Coppell is a one-high school town with a building for grades 10-12, a 9th grade center, and three middle schools. The Coppell High School Band program has about 450 students and each middle school has about 250 music students. The high school has seven concert bands, two marching bands, a balanced percussion program, a color guard programmed with the marching band, and two winter guards. At the high school, there are three main directors plus a percussion director and a color guard director.
Shuttlesworth admits that the schedule is tight sometimes with two bands playing against each other in adjacent rehearsal rooms. She has tried to make the busy environment into a comical situation. “You can hear everything all the time. I will open the door to one room and say ‘your trumpets are flat’ and shut the door. Everyone laughs.” When the Wind Symphony was working on Pines of Rome, the band in the next room just stopped playing and listened because it was nearly impossible to get anything done.

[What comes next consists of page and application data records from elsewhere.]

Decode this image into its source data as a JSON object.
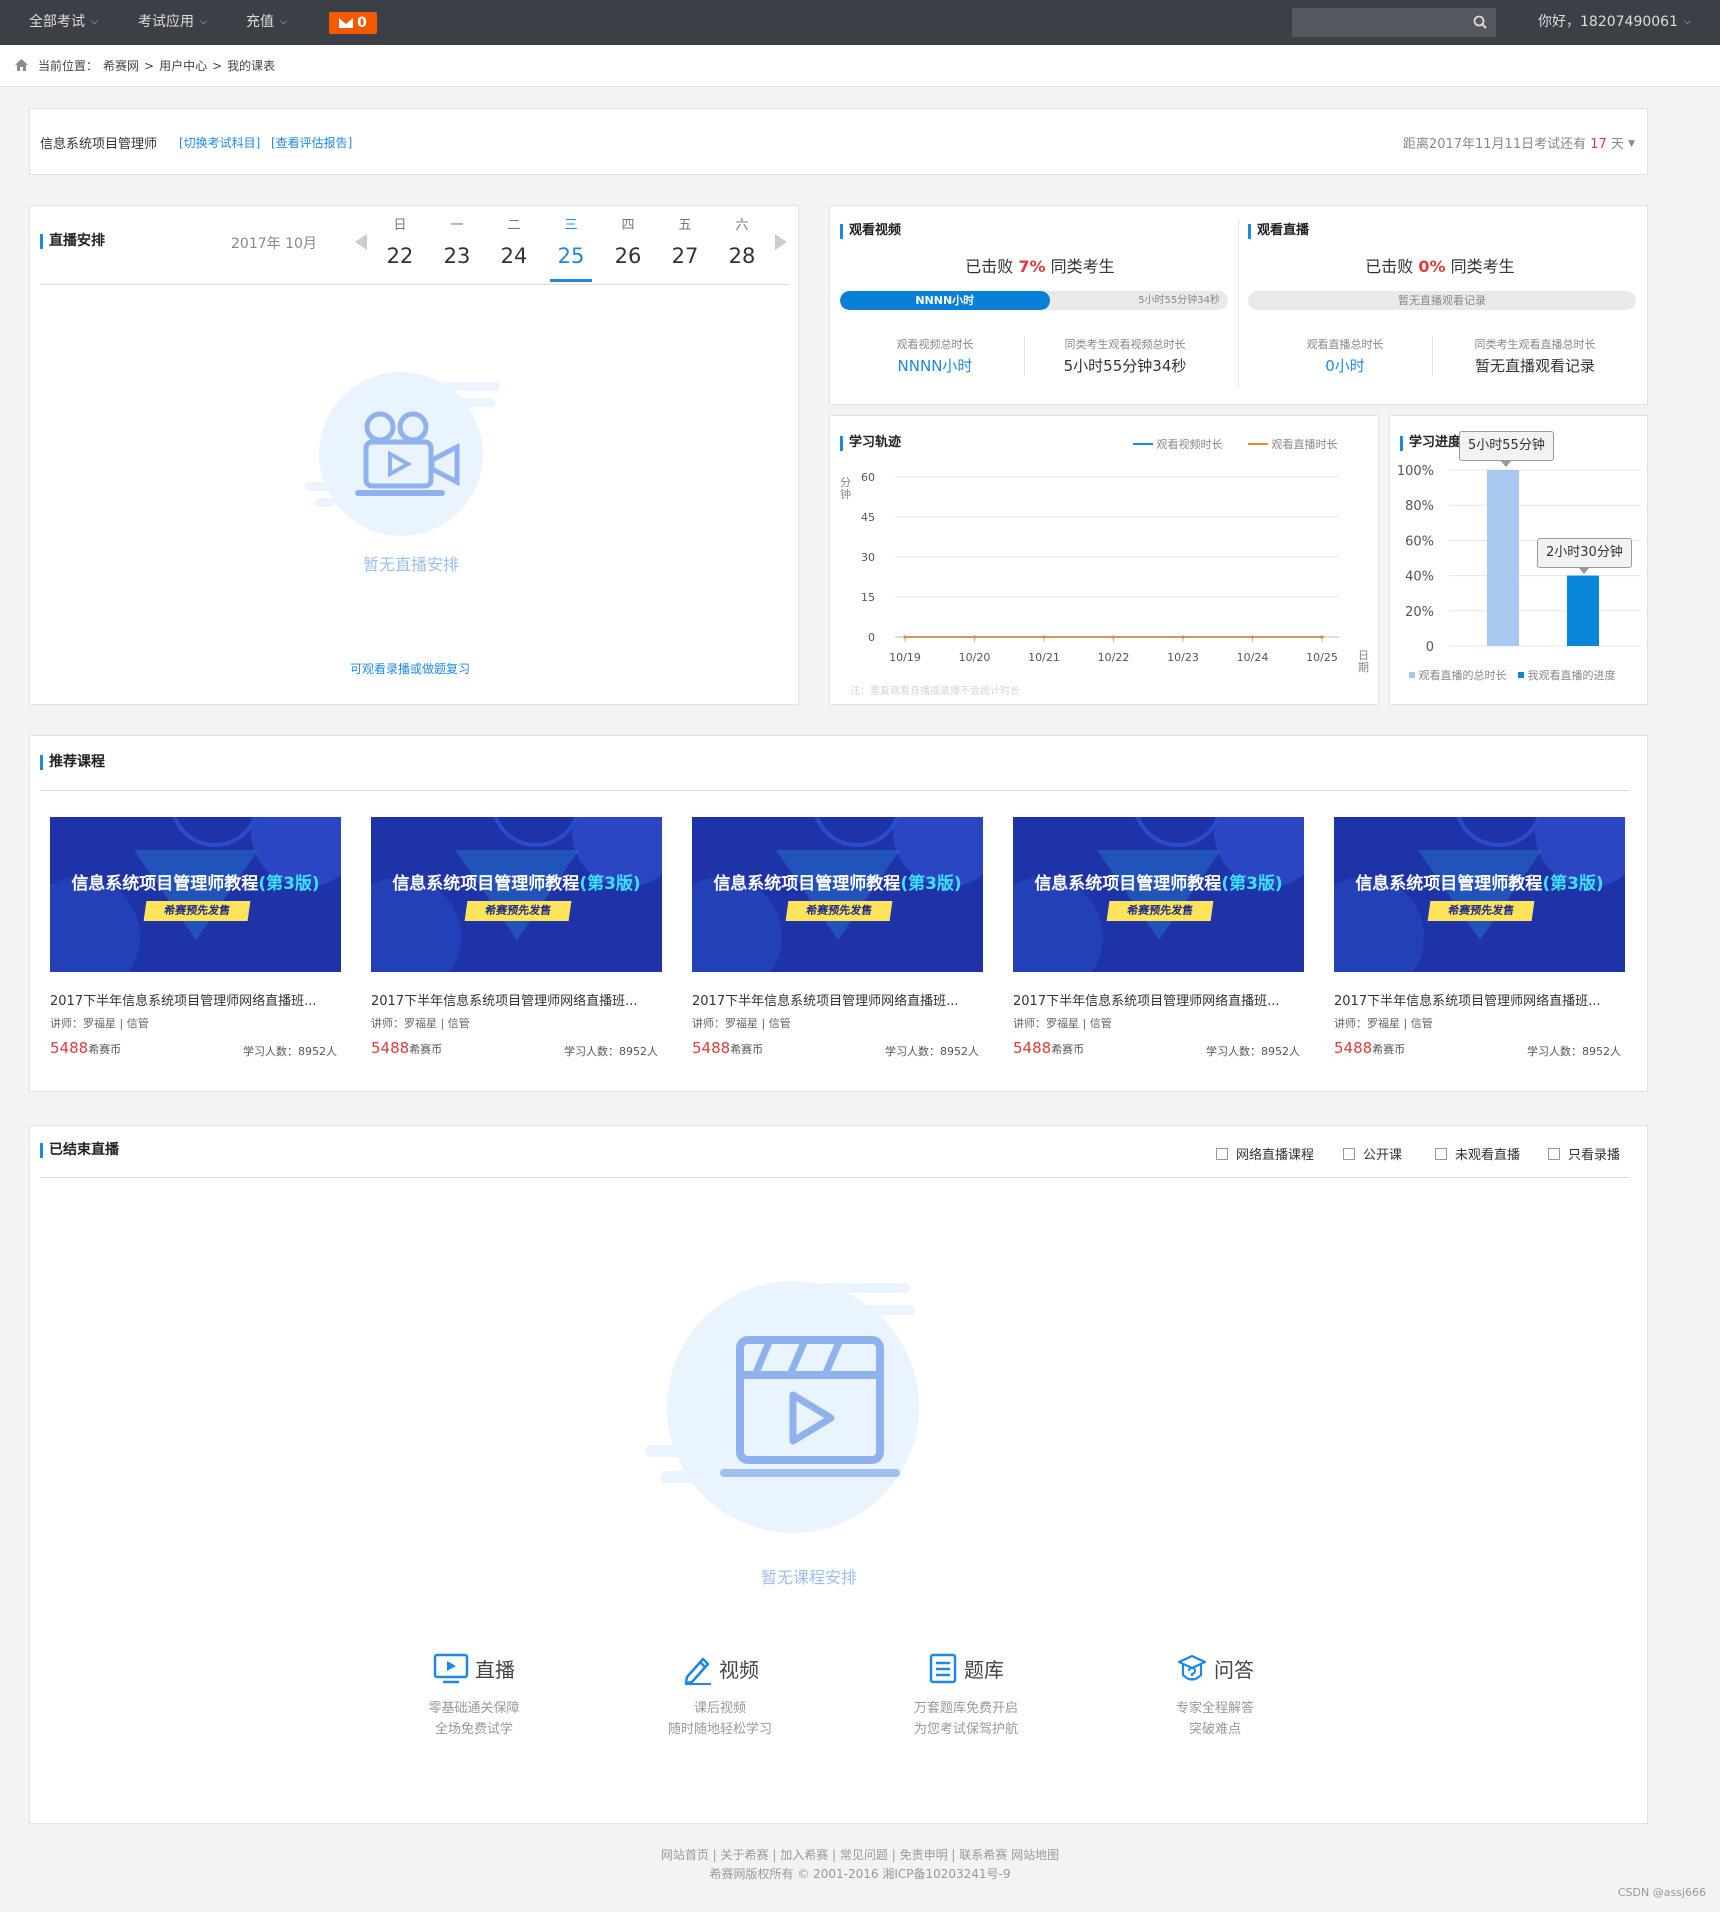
{
  "topnav": {
    "items": [
      "全部考试",
      "考试应用",
      "充值"
    ],
    "mail_count": "0",
    "search_placeholder": "",
    "greeting": "你好，18207490061"
  },
  "breadcrumb": {
    "label": "当前位置：",
    "items": [
      "希赛网",
      "用户中心",
      "我的课表"
    ],
    "sep": ">"
  },
  "exam_header": {
    "subject": "信息系统项目管理师",
    "switch_link": "[切换考试科目]",
    "report_link": "[查看评估报告]",
    "countdown_prefix": "距离2017年11月11日考试还有",
    "countdown_days": "17",
    "countdown_suffix": "天"
  },
  "live_schedule": {
    "title": "直播安排",
    "month": "2017年 10月",
    "days": [
      {
        "weekday": "日",
        "date": "22"
      },
      {
        "weekday": "一",
        "date": "23"
      },
      {
        "weekday": "二",
        "date": "24"
      },
      {
        "weekday": "三",
        "date": "25"
      },
      {
        "weekday": "四",
        "date": "26"
      },
      {
        "weekday": "五",
        "date": "27"
      },
      {
        "weekday": "六",
        "date": "28"
      }
    ],
    "active_index": 3,
    "empty_text": "暂无直播安排",
    "replay_link": "可观看录播或做题复习"
  },
  "watch_video": {
    "title": "观看视频",
    "beat_prefix": "已击败",
    "beat_pct": "7%",
    "beat_suffix": "同类考生",
    "bar_label": "NNNN小时",
    "bar_right": "5小时55分钟34秒",
    "bar_fill": 0.54,
    "stat1_label": "观看视频总时长",
    "stat1_value": "NNNN小时",
    "stat2_label": "同类考生观看视频总时长",
    "stat2_value": "5小时55分钟34秒"
  },
  "watch_live": {
    "title": "观看直播",
    "beat_prefix": "已击败",
    "beat_pct": "0%",
    "beat_suffix": "同类考生",
    "bar_label": "暂无直播观看记录",
    "stat1_label": "观看直播总时长",
    "stat1_value": "0小时",
    "stat2_label": "同类考生观看直播总时长",
    "stat2_value": "暂无直播观看记录"
  },
  "study_track": {
    "title": "学习轨迹",
    "legend": [
      "观看视频时长",
      "观看直播时长"
    ],
    "y_unit": "分钟",
    "x_unit": "日期",
    "note": "注：重复观看直播或录播不会统计时长"
  },
  "study_progress": {
    "title": "学习进度",
    "tooltip1": "5小时55分钟",
    "tooltip2": "2小时30分钟",
    "legend": [
      "观看直播的总时长",
      "我观看直播的进度"
    ]
  },
  "chart_data": [
    {
      "type": "line",
      "x": [
        "10/19",
        "10/20",
        "10/21",
        "10/22",
        "10/23",
        "10/24",
        "10/25"
      ],
      "series": [
        {
          "name": "观看视频时长",
          "values": [
            0,
            0,
            0,
            0,
            0,
            0,
            0
          ],
          "color": "#1e88e5"
        },
        {
          "name": "观看直播时长",
          "values": [
            0,
            0,
            0,
            0,
            0,
            0,
            0
          ],
          "color": "#f08a24"
        }
      ],
      "yticks": [
        0,
        15,
        30,
        45,
        60
      ],
      "ylim": [
        0,
        60
      ],
      "ylabel": "分钟",
      "xlabel": "日期",
      "grid": true,
      "legend": "top-right"
    },
    {
      "type": "bar",
      "categories": [
        "观看直播的总时长",
        "我观看直播的进度"
      ],
      "values": [
        100,
        40
      ],
      "colors": [
        "#a8c8f0",
        "#0a86d8"
      ],
      "yticks": [
        "0",
        "20%",
        "40%",
        "60%",
        "80%",
        "100%"
      ],
      "ylim": [
        0,
        100
      ],
      "legend": "bottom"
    }
  ],
  "recommended": {
    "title": "推荐课程",
    "courses": [
      {
        "img_title": "信息系统项目管理师教程",
        "img_hl": "(第3版)",
        "img_ribbon": "希赛预先发售",
        "name": "2017下半年信息系统项目管理师网络直播班...",
        "teacher": "讲师：罗福星 | 信管",
        "price": "5488",
        "price_unit": "希赛币",
        "count": "学习人数：8952人"
      },
      {
        "img_title": "信息系统项目管理师教程",
        "img_hl": "(第3版)",
        "img_ribbon": "希赛预先发售",
        "name": "2017下半年信息系统项目管理师网络直播班...",
        "teacher": "讲师：罗福星 | 信管",
        "price": "5488",
        "price_unit": "希赛币",
        "count": "学习人数：8952人"
      },
      {
        "img_title": "信息系统项目管理师教程",
        "img_hl": "(第3版)",
        "img_ribbon": "希赛预先发售",
        "name": "2017下半年信息系统项目管理师网络直播班...",
        "teacher": "讲师：罗福星 | 信管",
        "price": "5488",
        "price_unit": "希赛币",
        "count": "学习人数：8952人"
      },
      {
        "img_title": "信息系统项目管理师教程",
        "img_hl": "(第3版)",
        "img_ribbon": "希赛预先发售",
        "name": "2017下半年信息系统项目管理师网络直播班...",
        "teacher": "讲师：罗福星 | 信管",
        "price": "5488",
        "price_unit": "希赛币",
        "count": "学习人数：8952人"
      },
      {
        "img_title": "信息系统项目管理师教程",
        "img_hl": "(第3版)",
        "img_ribbon": "希赛预先发售",
        "name": "2017下半年信息系统项目管理师网络直播班...",
        "teacher": "讲师：罗福星 | 信管",
        "price": "5488",
        "price_unit": "希赛币",
        "count": "学习人数：8952人"
      }
    ]
  },
  "ended_live": {
    "title": "已结束直播",
    "filters": [
      "网络直播课程",
      "公开课",
      "未观看直播",
      "只看录播"
    ],
    "empty_text": "暂无课程安排",
    "features": [
      {
        "icon": "tv-play-icon",
        "title": "直播",
        "line1": "零基础通关保障",
        "line2": "全场免费试学"
      },
      {
        "icon": "pencil-icon",
        "title": "视频",
        "line1": "课后视频",
        "line2": "随时随地轻松学习"
      },
      {
        "icon": "book-icon",
        "title": "题库",
        "line1": "万套题库免费开启",
        "line2": "为您考试保驾护航"
      },
      {
        "icon": "question-icon",
        "title": "问答",
        "line1": "专家全程解答",
        "line2": "突破难点"
      }
    ]
  },
  "footer": {
    "links": [
      "网站首页",
      "关于希赛",
      "加入希赛",
      "常见问题",
      "免责申明",
      "联系希赛",
      "网站地图"
    ],
    "copyright": "希赛网版权所有 © 2001-2016 湘ICP备10203241号-9"
  },
  "watermark": "CSDN @assj666",
  "colors": {
    "accent": "#1e88e5",
    "topbar": "#3d3f46",
    "badge": "#f55a00",
    "highlight_red": "#e03a3a"
  }
}
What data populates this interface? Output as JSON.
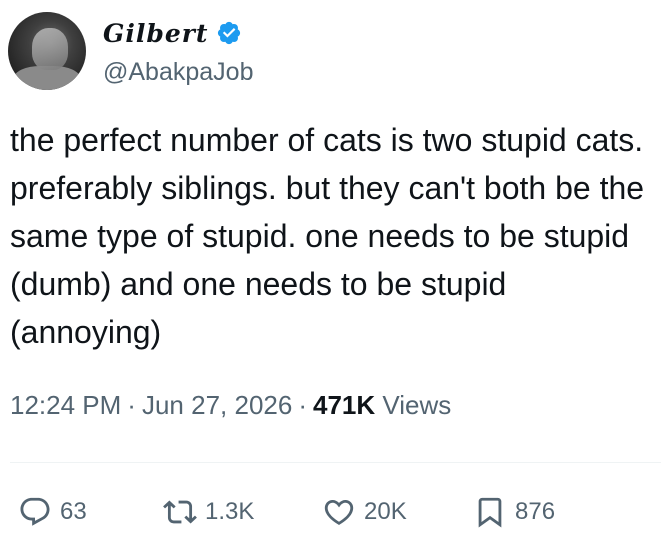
{
  "author": {
    "display_name": "Gilbert",
    "handle": "@AbakpaJob",
    "verified": true,
    "verified_color": "#1d9bf0"
  },
  "tweet": {
    "text": "the perfect number of cats is two stupid cats. preferably siblings. but they can't both be the same type of stupid. one needs to be stupid (dumb) and one needs to be stupid (annoying)",
    "time": "12:24 PM",
    "date": "Jun 27, 2026",
    "views_count": "471K",
    "views_label": "Views"
  },
  "actions": {
    "reply_count": "63",
    "retweet_count": "1.3K",
    "like_count": "20K",
    "bookmark_count": "876"
  },
  "icons": {
    "reply": "reply-bubble-icon",
    "retweet": "retweet-icon",
    "like": "heart-icon",
    "bookmark": "bookmark-icon",
    "verified": "verified-badge-icon"
  },
  "colors": {
    "text_primary": "#0f1419",
    "text_secondary": "#536471",
    "divider": "#eff3f4"
  }
}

The Coppell High School Wind Symphony performs at the Midwest Clinic on Friday, December 22 at 4:15pm.